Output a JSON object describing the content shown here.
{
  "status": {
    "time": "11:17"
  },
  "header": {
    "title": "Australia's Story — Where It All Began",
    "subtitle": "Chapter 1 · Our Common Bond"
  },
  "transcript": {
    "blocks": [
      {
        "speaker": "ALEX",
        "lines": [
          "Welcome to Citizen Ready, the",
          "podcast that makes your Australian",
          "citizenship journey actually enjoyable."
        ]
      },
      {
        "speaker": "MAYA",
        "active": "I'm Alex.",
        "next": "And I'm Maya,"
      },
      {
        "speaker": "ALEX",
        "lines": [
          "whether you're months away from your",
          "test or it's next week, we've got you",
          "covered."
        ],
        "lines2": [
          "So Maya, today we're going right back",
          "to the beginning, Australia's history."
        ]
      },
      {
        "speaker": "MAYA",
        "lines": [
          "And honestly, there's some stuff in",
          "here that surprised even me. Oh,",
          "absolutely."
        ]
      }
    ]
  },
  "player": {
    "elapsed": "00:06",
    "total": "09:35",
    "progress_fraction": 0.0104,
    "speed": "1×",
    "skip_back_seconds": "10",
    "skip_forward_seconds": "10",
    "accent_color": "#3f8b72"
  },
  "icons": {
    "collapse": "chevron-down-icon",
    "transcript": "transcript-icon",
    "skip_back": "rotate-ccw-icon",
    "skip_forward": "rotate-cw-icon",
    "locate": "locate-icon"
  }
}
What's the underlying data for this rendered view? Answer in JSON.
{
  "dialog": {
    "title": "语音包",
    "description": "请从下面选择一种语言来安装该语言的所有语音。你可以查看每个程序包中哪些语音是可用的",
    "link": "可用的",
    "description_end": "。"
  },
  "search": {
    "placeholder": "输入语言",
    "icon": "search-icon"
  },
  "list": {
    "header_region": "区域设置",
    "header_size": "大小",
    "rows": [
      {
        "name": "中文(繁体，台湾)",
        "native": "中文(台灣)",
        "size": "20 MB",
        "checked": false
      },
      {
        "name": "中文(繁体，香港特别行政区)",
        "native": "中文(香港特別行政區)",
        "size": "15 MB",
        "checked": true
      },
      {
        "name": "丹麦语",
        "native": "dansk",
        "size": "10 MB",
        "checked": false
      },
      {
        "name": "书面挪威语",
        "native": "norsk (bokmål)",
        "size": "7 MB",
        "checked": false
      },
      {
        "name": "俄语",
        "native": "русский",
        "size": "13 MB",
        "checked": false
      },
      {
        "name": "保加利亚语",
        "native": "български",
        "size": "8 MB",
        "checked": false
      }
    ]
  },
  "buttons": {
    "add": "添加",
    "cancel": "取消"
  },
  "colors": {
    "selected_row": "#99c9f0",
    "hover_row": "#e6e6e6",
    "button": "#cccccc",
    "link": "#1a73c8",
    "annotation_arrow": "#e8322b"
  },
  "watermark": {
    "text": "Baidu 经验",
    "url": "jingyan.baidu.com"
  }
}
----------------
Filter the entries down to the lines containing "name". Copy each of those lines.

        "name": "中文(繁体，台湾)",
        "name": "中文(繁体，香港特别行政区)",
        "name": "丹麦语",
        "name": "书面挪威语",
        "name": "俄语",
        "name": "保加利亚语",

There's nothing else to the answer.